Keith Windschuttle: Accused by Australian historian of ignoring facts about the Stolen Generations

Historians in the News

[Peter Read is research professor in the department of history at the University of Sydney.]

LAST week marked a week for which some of the Stolen Generations have waited all their lives. The 1997 Bringing Them Home report polarised the nation. Prime minister John Howard's strong refusal to give an apology continued for the life of his government. An apology, promised first by Kim Beazley, later by Kevin Rudd, finally occurred in the federal Parliament last Wednesday.

Keith Windschuttle is one of the few historians to question seriously the accepted account of how Aboriginal children were removed in large numbers under fundamentally racist policies.

In these pages recently, while acknowledging some biological assimilation programs as obnoxious, he attacked my portrayal of events in NSW. He wrote, "Don't let facts spoil the day", but as usual his too-hurried research lead him into error.

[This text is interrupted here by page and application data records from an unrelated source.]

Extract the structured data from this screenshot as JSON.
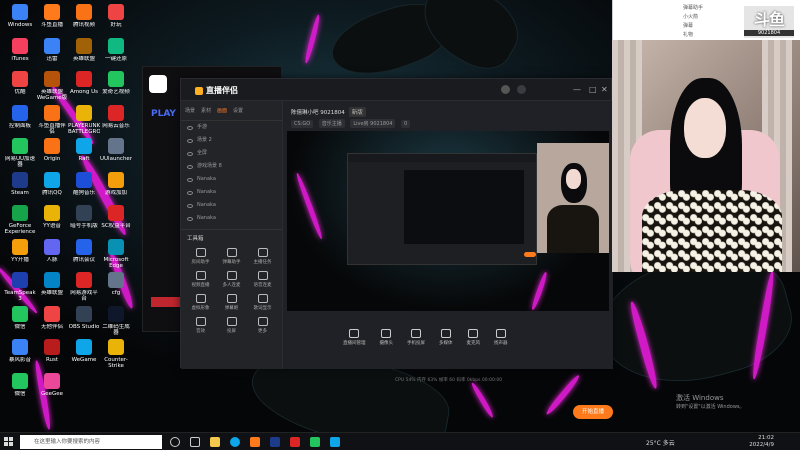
{
  "desktop_icons": [
    {
      "label": "Windows",
      "color": "#3b82f6"
    },
    {
      "label": "斗鱼直播",
      "color": "#ff7a1a"
    },
    {
      "label": "腾讯视频",
      "color": "#f97316"
    },
    {
      "label": "好玩",
      "color": "#ef4444"
    },
    {
      "label": "iTunes",
      "color": "#f43f5e"
    },
    {
      "label": "迅雷",
      "color": "#3b82f6"
    },
    {
      "label": "英雄联盟",
      "color": "#a16207"
    },
    {
      "label": "一键还原",
      "color": "#10b981"
    },
    {
      "label": "优酷",
      "color": "#ef4444"
    },
    {
      "label": "英雄联盟WeGame版",
      "color": "#b45309"
    },
    {
      "label": "Among Us",
      "color": "#dc2626"
    },
    {
      "label": "爱奇艺视频",
      "color": "#22c55e"
    },
    {
      "label": "控制面板",
      "color": "#2563eb"
    },
    {
      "label": "斗鱼直播伴侣",
      "color": "#f97316"
    },
    {
      "label": "PLAYERUNKNOWN'S BATTLEGROUNDS",
      "color": "#eab308"
    },
    {
      "label": "网易云音乐",
      "color": "#dc2626"
    },
    {
      "label": "网易UU加速器",
      "color": "#22c55e"
    },
    {
      "label": "Origin",
      "color": "#f97316"
    },
    {
      "label": "Raft",
      "color": "#0ea5e9"
    },
    {
      "label": "UUlauncher",
      "color": "#64748b"
    },
    {
      "label": "Steam",
      "color": "#1e3a8a"
    },
    {
      "label": "腾讯QQ",
      "color": "#0ea5e9"
    },
    {
      "label": "酷狗音乐",
      "color": "#1d4ed8"
    },
    {
      "label": "游戏加加",
      "color": "#f59e0b"
    },
    {
      "label": "GeForce Experience",
      "color": "#16a34a"
    },
    {
      "label": "YY语音",
      "color": "#eab308"
    },
    {
      "label": "暗号手机版",
      "color": "#334155"
    },
    {
      "label": "SC权益平台",
      "color": "#dc2626"
    },
    {
      "label": "YY开播",
      "color": "#f59e0b"
    },
    {
      "label": "人脉",
      "color": "#6366f1"
    },
    {
      "label": "腾讯会议",
      "color": "#2563eb"
    },
    {
      "label": "Microsoft Edge",
      "color": "#0891b2"
    },
    {
      "label": "TeamSpeak 3",
      "color": "#1e40af"
    },
    {
      "label": "英雄联盟",
      "color": "#0284c7"
    },
    {
      "label": "网易游戏平台",
      "color": "#dc2626"
    },
    {
      "label": "cfg",
      "color": "#64748b"
    },
    {
      "label": "微信",
      "color": "#22c55e"
    },
    {
      "label": "无他伴侣",
      "color": "#ef4444"
    },
    {
      "label": "OBS Studio",
      "color": "#334155"
    },
    {
      "label": "二维码生成器",
      "color": "#0f172a"
    },
    {
      "label": "暴风影音",
      "color": "#3b82f6"
    },
    {
      "label": "Rust",
      "color": "#b91c1c"
    },
    {
      "label": "WeGame",
      "color": "#0ea5e9"
    },
    {
      "label": "Counter-Strike Global",
      "color": "#eab308"
    },
    {
      "label": "微信",
      "color": "#22c55e"
    },
    {
      "label": "GeeGee",
      "color": "#ec4899"
    }
  ],
  "overlay": {
    "brand_big": "斗鱼",
    "brand_small": "DOUYU.COM",
    "room_id": "9021804",
    "top_rows": [
      "弹幕助手",
      "小火箭",
      "弹幕",
      "礼物"
    ]
  },
  "obs_window": {
    "play_label": "PLAY"
  },
  "live_window": {
    "title": "直播伴侣",
    "side_tabs": [
      "场景",
      "素材",
      "画面",
      "设置"
    ],
    "scenes": [
      "手游",
      "场景 2",
      "全屏",
      "游戏场景 8",
      "Nanaka",
      "Nanaka",
      "Nanaka",
      "Nanaka"
    ],
    "tools_title": "工具箱",
    "tools": [
      "房间助手",
      "弹幕助手",
      "主播任务",
      "视频直播",
      "多人连麦",
      "语音连麦",
      "虚拟形象",
      "弹幕姬",
      "歌词显示",
      "音效",
      "投屏",
      "更多"
    ],
    "room_title": "陈僖琳小吧 9021804",
    "room_tag": "新版",
    "meta": [
      "CS:GO",
      "音乐主播",
      "Live房 9021804",
      "0"
    ],
    "bottom_tools": [
      "直播间管理",
      "摄像头",
      "手机投屏",
      "多媒体",
      "麦克风",
      "扬声器"
    ],
    "go_live": "开始直播",
    "status": "CPU 54%   内存 63%   帧率 60   码率 0kbps   00:00:00"
  },
  "taskbar": {
    "search_placeholder": "在这里输入你要搜索的内容",
    "weather": "25°C 多云",
    "time": "21:02",
    "date": "2022/4/9"
  },
  "activate": {
    "line1": "激活 Windows",
    "line2": "转到\"设置\"以激活 Windows。"
  }
}
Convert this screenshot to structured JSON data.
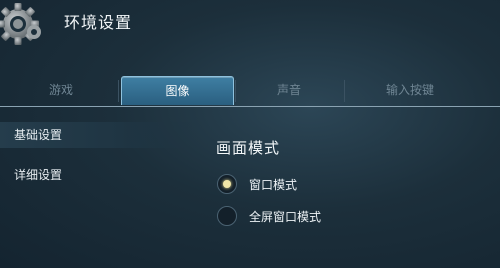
{
  "header": {
    "title": "环境设置",
    "icon": "gear-icon"
  },
  "tabs": [
    {
      "label": "游戏",
      "active": false
    },
    {
      "label": "图像",
      "active": true
    },
    {
      "label": "声音",
      "active": false
    },
    {
      "label": "输入按键",
      "active": false
    }
  ],
  "sidebar": {
    "items": [
      {
        "label": "基础设置",
        "selected": true
      },
      {
        "label": "详细设置",
        "selected": false
      }
    ]
  },
  "main": {
    "section_title": "画面模式",
    "options": [
      {
        "label": "窗口模式",
        "selected": true
      },
      {
        "label": "全屏窗口模式",
        "selected": false
      }
    ]
  },
  "colors": {
    "accent": "#3f7fa3",
    "radio_dot": "#f0e6a8",
    "background": "#1c2f3b"
  }
}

What was happening in southern Australia? Conscious from the 1870s that the part-Aboriginal population was rapidly increasing, Victoria and NSW were trying the policy of the "designated reserve" from which Aboriginal people either could not or would not want to leave. But by the first decade of the 20th century it was clear that the policy was failing. Arable land in southern Australia was wanted by new settlers, the harsh regimes of some reserves were causing the residents to vote with their feet.

So a new policy, an exact opposite to the first, was evolving by 1910. This was progressively to reduce and ultimately to close the reserves by expelling the adults and removing the children. That is the context in which Robert Donaldson, the Protection Board's chief inspector from 1916, uttered the notorious words: "There is no difference of opinion as to the only solution of this great problem: the removal of the children. In the course of the next few years there will be no need for the camps and stations; the old people will have passed away, and their progeny will be absorbed in the industrial classes of the colony."

That was the context of a new policy which Windschuttle ignores, the reason why Aboriginal schools were created only up to 1918 and the reason why the removal rate of children accelerated after that time.

Windschuttle, on the basis of his rushed reading, asserts that not many babies were taken. But babies were commonly directly removed from stations without being listed on the files that Windschuttle uses. Nor does he consider the children born to unmarried Aboriginal mothers in public hospitals in the major cities. Such mothers had virtually no chance of keeping their children, but how many such babies were lost to the Aboriginal people in this way are unknown. Joy Williams, who developed a mental illness while a state ward and subsequently sued the NSW government, was one of them. Born in Crown St in 1942 to a stolen generation mother, she was immediately transferred to the Bomaderry home for Aboriginal babies. She has no record in the files that Windschuttle consulted.....

comments powered by Disqus

More Comments:

Lorraine Paul - 2/20/2008

My mother had a saying about people like Windschuttle and his admirer, failed politician, John Howard!

"None so blind as those who will not see!"